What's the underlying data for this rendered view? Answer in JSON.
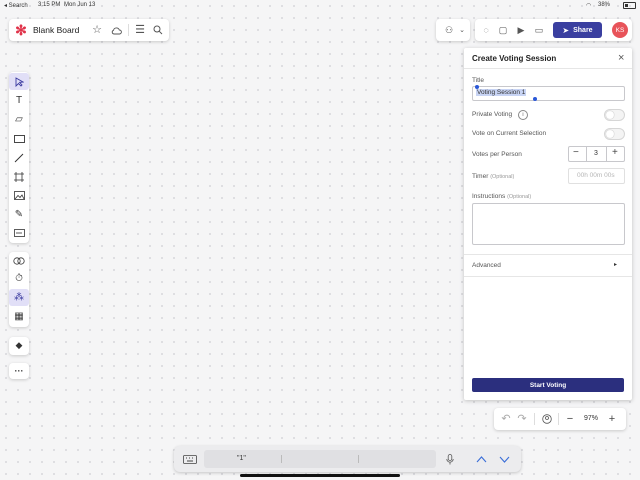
{
  "status_bar": {
    "back": "◂ Search",
    "time": "3:15 PM",
    "date": "Mon Jun 13",
    "battery": "38%"
  },
  "topbar": {
    "logo": "✻",
    "title": "Blank Board",
    "share_label": "Share",
    "avatar_initials": "KS"
  },
  "panel": {
    "header": "Create Voting Session",
    "close": "×",
    "title_label": "Title",
    "title_value": "Voting Session 1",
    "private_label": "Private Voting",
    "info": "i",
    "selection_label": "Vote on Current Selection",
    "votes_label": "Votes per Person",
    "votes_minus": "−",
    "votes_value": "3",
    "votes_plus": "+",
    "timer_label": "Timer",
    "timer_optional": "(Optional)",
    "timer_placeholder": "00h 00m 00s",
    "instructions_label": "Instructions",
    "instructions_optional": "(Optional)",
    "advanced_label": "Advanced",
    "advanced_arrow": "▸",
    "start_label": "Start Voting"
  },
  "zoom": {
    "minus": "−",
    "level": "97%",
    "plus": "+"
  },
  "keyboard_bar": {
    "suggestion": "\"1\""
  },
  "colors": {
    "accent": "#3a3fa0",
    "logo": "#e0334a",
    "avatar": "#e8545a"
  }
}
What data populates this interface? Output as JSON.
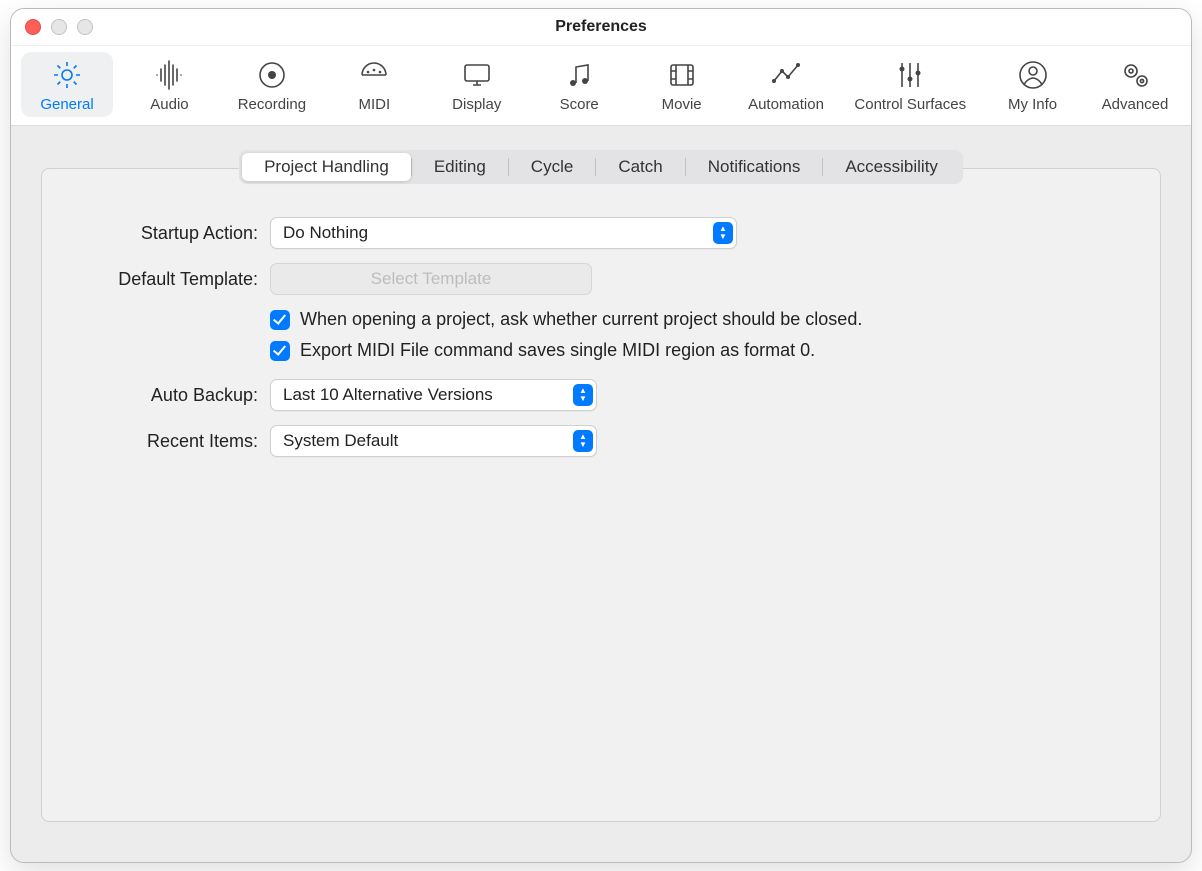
{
  "window": {
    "title": "Preferences"
  },
  "toolbar": {
    "items": [
      {
        "label": "General"
      },
      {
        "label": "Audio"
      },
      {
        "label": "Recording"
      },
      {
        "label": "MIDI"
      },
      {
        "label": "Display"
      },
      {
        "label": "Score"
      },
      {
        "label": "Movie"
      },
      {
        "label": "Automation"
      },
      {
        "label": "Control Surfaces"
      },
      {
        "label": "My Info"
      },
      {
        "label": "Advanced"
      }
    ]
  },
  "segments": {
    "items": [
      {
        "label": "Project Handling"
      },
      {
        "label": "Editing"
      },
      {
        "label": "Cycle"
      },
      {
        "label": "Catch"
      },
      {
        "label": "Notifications"
      },
      {
        "label": "Accessibility"
      }
    ]
  },
  "form": {
    "startup_label": "Startup Action:",
    "startup_value": "Do Nothing",
    "template_label": "Default Template:",
    "template_button": "Select Template",
    "check1": "When opening a project, ask whether current project should be closed.",
    "check2": "Export MIDI File command saves single MIDI region as format 0.",
    "backup_label": "Auto Backup:",
    "backup_value": "Last 10 Alternative Versions",
    "recent_label": "Recent Items:",
    "recent_value": "System Default"
  }
}
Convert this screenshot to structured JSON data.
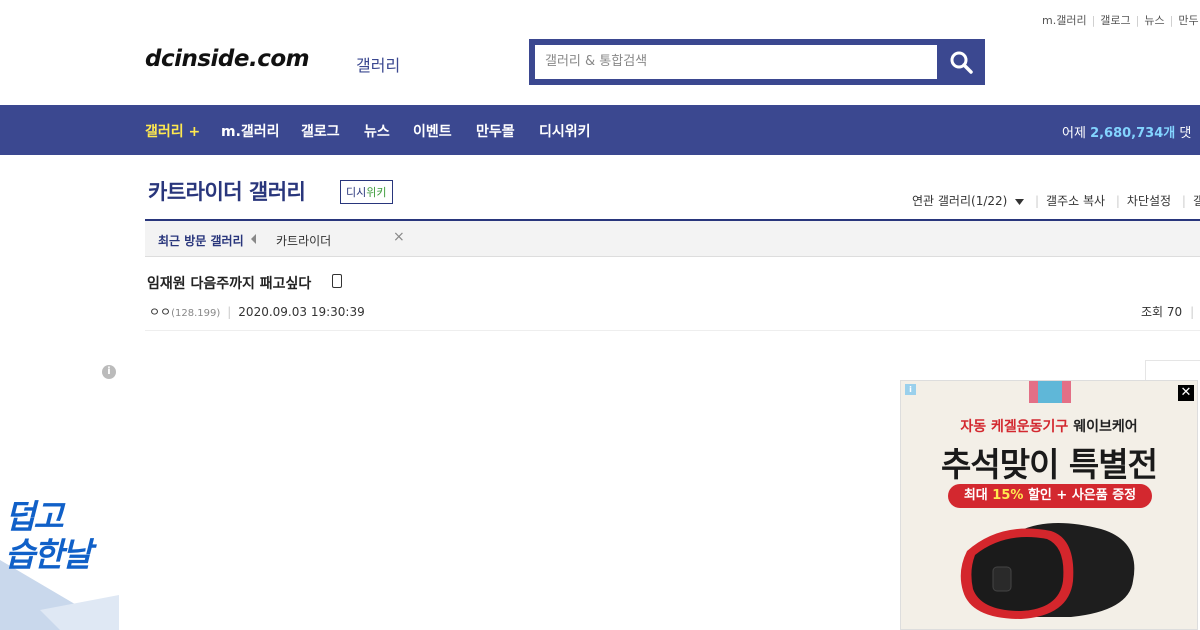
{
  "top_links": [
    "m.갤러리",
    "갤로그",
    "뉴스",
    "만두"
  ],
  "logo": {
    "main": "dcinside.com",
    "sub": "갤러리"
  },
  "search": {
    "placeholder": "갤러리 & 통합검색"
  },
  "gnb": {
    "items": [
      "갤러리 +",
      "m.갤러리",
      "갤로그",
      "뉴스",
      "이벤트",
      "만두몰",
      "디시위키"
    ],
    "stat_label": "어제",
    "stat_value": "2,680,734개",
    "stat_tail": "댓"
  },
  "gallery": {
    "title": "카트라이더 갤러리",
    "badge_a": "디시",
    "badge_b": "위키",
    "options": [
      "연관 갤러리(1/22)",
      "갤주소 복사",
      "차단설정",
      "갤"
    ]
  },
  "recent": {
    "label": "최근 방문 갤러리",
    "item": "카트라이더",
    "close": "×"
  },
  "post": {
    "title": "임재원 다음주까지 패고싶다",
    "author": "ㅇㅇ",
    "ip": "(128.199)",
    "date": "2020.09.03 19:30:39",
    "views": "조회 70"
  },
  "left_banner": {
    "line1": "덥고",
    "line2": "습한날"
  },
  "ad": {
    "line1_red": "자동 케겔운동기구",
    "line1_black": "웨이브케어",
    "line2": "추석맞이 특별전",
    "pill_a": "최대",
    "pill_b": "15%",
    "pill_c": "할인 + 사은품 증정",
    "info": "i",
    "close": "✕"
  },
  "colors": {
    "brand": "#3b4890",
    "title_blue": "#29367c",
    "active_yellow": "#ffe94f",
    "ad_red": "#d3282f"
  }
}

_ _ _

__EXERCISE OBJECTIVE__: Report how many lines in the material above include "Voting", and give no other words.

__EXPECTED OUTPUT__: 4